The elements of the biopsychosocial model are all connected, which is a crucial point to make here. For example, biology can affect psychology, which can affect social well-being, which can affect biology, and so on.
Drs. George Engel and John Romano say that the biopsychosocial approach is a better way to examine what causes mental illness. This model introduces the idea that mental health is affected by biological, psychological, and social factors. This idea shows how the outside world affects a person’s body and mind. It also has to do with our thoughts, feelings, and actions.
Examples of the biopsychosocial model
To understand a person’s mental health, we need to look at all the things that affect them, both positively and negatively, so we can get a better idea of their overall health and well-being.

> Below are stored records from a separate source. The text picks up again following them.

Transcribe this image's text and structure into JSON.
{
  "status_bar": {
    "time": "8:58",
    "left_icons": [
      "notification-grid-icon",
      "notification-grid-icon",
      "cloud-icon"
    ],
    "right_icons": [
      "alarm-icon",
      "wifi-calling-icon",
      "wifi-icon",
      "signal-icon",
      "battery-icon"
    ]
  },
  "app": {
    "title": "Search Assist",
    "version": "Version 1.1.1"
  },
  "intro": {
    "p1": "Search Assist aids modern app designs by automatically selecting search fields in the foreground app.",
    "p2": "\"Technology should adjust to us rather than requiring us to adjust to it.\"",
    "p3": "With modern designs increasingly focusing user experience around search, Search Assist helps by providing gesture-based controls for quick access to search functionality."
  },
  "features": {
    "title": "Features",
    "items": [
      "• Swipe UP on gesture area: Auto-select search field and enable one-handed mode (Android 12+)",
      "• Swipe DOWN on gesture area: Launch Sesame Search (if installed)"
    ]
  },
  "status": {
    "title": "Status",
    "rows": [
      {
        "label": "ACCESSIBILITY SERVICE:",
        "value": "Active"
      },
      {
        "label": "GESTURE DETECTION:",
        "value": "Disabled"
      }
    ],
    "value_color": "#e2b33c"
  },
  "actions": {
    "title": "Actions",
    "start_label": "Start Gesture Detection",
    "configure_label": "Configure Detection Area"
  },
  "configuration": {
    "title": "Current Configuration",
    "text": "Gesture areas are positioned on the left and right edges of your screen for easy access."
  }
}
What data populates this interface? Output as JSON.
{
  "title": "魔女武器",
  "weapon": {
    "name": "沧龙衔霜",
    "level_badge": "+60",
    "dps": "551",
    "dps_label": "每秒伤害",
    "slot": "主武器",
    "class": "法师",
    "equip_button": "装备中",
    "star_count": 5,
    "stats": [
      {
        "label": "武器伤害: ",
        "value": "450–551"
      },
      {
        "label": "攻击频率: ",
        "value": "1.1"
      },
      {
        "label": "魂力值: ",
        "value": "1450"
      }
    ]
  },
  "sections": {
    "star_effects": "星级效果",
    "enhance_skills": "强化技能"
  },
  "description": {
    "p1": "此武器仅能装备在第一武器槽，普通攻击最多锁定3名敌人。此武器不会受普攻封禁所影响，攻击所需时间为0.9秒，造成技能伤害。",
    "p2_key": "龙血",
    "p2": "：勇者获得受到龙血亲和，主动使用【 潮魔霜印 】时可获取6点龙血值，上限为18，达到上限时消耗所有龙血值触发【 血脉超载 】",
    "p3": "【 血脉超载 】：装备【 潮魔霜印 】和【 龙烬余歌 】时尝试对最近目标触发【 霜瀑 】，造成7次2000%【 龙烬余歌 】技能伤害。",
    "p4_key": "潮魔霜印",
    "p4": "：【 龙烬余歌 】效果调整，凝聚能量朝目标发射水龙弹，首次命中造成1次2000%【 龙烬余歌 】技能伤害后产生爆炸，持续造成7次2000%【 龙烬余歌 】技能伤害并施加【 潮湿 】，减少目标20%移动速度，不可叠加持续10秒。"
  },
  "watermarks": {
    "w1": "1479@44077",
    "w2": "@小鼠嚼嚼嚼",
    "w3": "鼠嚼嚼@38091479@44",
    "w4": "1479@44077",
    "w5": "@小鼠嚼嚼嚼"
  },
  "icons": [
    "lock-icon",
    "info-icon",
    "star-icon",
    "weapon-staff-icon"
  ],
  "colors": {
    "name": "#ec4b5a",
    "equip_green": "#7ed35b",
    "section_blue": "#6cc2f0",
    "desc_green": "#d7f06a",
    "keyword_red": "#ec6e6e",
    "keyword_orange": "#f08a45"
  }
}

The biopsychosocial approach takes a systematic look at how biological, psychological, and social factors affect health and illness and how they interact with each other.
Biopsychosocial model example
For an example of the biopsychosocial model, let’s say Maria has an accident that limits her right arm’s movement. This biological change could affect how she feels about herself, leading to anxiety or depression in some situations.
Maria could go through a lot of different mental changes. For example, she might have lower self-esteem, fear being judged, or feel like she isn’t good enough in her job or life.
These changes in her thoughts could lead to changes in her actions, like avoiding certain situations, staying at home, or quitting her job. But, on the other hand, as she keeps doing these things, her injury could get worse, or she could feel more depression and anxiety.
Maria’s role in her home could be a social factor for her. Maybe Maria is a new mom. If she hurts her arm, she might be unable to take care of her new baby. Maria might have trouble with her husband or other family members if she can’t fill this social role. This stress could lead to more physical or mental problems.
Maria’s biological state changed, which changed her mental state and how she interacted with other people, which in turn changed Maria’s biological state again.
Doctors, social workers, and psychiatrists can get more personalized information about Maria by using all three parts of the biopsychosocial model together. The broader range of information clarifies the treatment plan and makes it easier to track how it’s being carried out and coordinate preventive care after treatment.
As a result, a complete analysis and treatment plan are made.
Biopsychosocial approach meaning
George Engel created the biopsychosocial model in the 1970s. The model explains how biology, psychology, and social interactions affect health and disease. However, many model features cannot be proven or explored experimentally. Therefore it’s more of a philosophy than a science.
The biopsychosocial model tries to comprehend patient suffering and disease on sociocultural and biological levels. At the time, science had become reductionistic, analytical, and specialized.
Many mid-20th-century doctors began to view their patients as objects rather than humans, which led to the birth of the biopsychosocial model. George Engel believes medicine has become dehumanized.
The biopsychosocial perspective is so helpful because it explains how some “healthy” people can get mental illnesses and why some people are more likely to get mental illnesses than others.
People who are mentally healthy probably work out, have a positive attitude and have strong social ties, but that doesn’t mean they can’t get sick.
The biopsychosocial perspective shows that even if a person is mentally healthy at some point in life, they can still get mental illness if their biopsychosocial balance is upset.
Well, I hope you all understand the biopsychosocial model approach and examples.